Call Service Employee Creates Game About Daily Frustrations Of His Job, No Longer Has That Job After Bosses Find Out
Natalie called up AT&T Wireless yesterday to ask about a few relatively small charges on her bill. The customer service representative offered her a refund of two $36 activation fees due to phone upgrades, explaining that it was because Natalie was quite possibly the only person who had called AT&T that day who hadn’t complained about activation fees. (We’re paraphrasing and exaggerating slightly.) Then the representative gave her another credit, ostensibly for being a loyal customer of twelve years. Natalie was stunned, and couldn’t think of a way to repay the CSR…until she found our site. [More]

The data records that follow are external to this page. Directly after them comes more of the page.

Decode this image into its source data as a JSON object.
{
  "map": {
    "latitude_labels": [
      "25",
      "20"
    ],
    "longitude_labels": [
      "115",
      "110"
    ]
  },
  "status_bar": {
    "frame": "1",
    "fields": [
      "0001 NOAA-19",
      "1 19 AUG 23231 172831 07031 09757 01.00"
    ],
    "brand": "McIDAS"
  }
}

Comcast customers in northern California who call in for help won’t be talking to their neighbors anymore. Kabletown announced yesterday that they plan to shut down call centers in Livermore, Morgan Hill and Sacramento in November. The 1,000 employees affected will have the opportunity to receive severance packages, or to follow their jobs as they’re transferred to call centers in Oregon, Washington and Colorado. The interesting part, though, is what Comcast had to say about why they’re moving the jobs, then later retracted.
“Outsourced” doesn’t always mean that work is shipped overseas. An outsourced call center can be anywhere. Well, anywhere with a low cost of living. What it always means is that the people doing outsourced customer-facing work are stuck reading from scripts and have limited information. That’s what Charles’ wife discovered this past weekend when dealing with an issue with her Scooba floor-cleaning robot. When she tried to order a replacement core for her broken Scooba, she received cryptic e-mails telling her that the company was “unable to complete [her] order” and that they would be “unable to assist [her] with this or future orders,” according to the corporate office. Wait, was iRobot breaking up with her?
Reader VermillionSparrow reads Consumerist comments and stories, and has a relatively minor beef with us. Yes, you readers, too. She has worked in call centers, and takes a little bit of offense when she reads references to “overseas” or “outsourced” call center representatives. Especially derogatory references. Some of those workers with accents were sitting just a few desks away from her at work: not on the other side of the planet. She warns us not to assume.
Sure, it’s not peak IRS season right now, but there is quite a variety of reasons that you might have to deal with the ever-present government agency anyway. Tax Cat is out of the office, vacationing at his offshore kitty condo in the Cayman Islands, so it’s up to reader Christopher, a tax preparer, to serve us up with handy tax advice. See, sometimes you have to call the IRS. You can’t avoid it. But so does everyone else in the country. What Christopher figured out is that the IRS call center doesn’t have fixed hours like most. Its open hours depend on what time zone you live in. His solution? Use a Google Voice number to fudge what time zone he’s in, and call late in the evening when the business day is done for most of the continental U.S.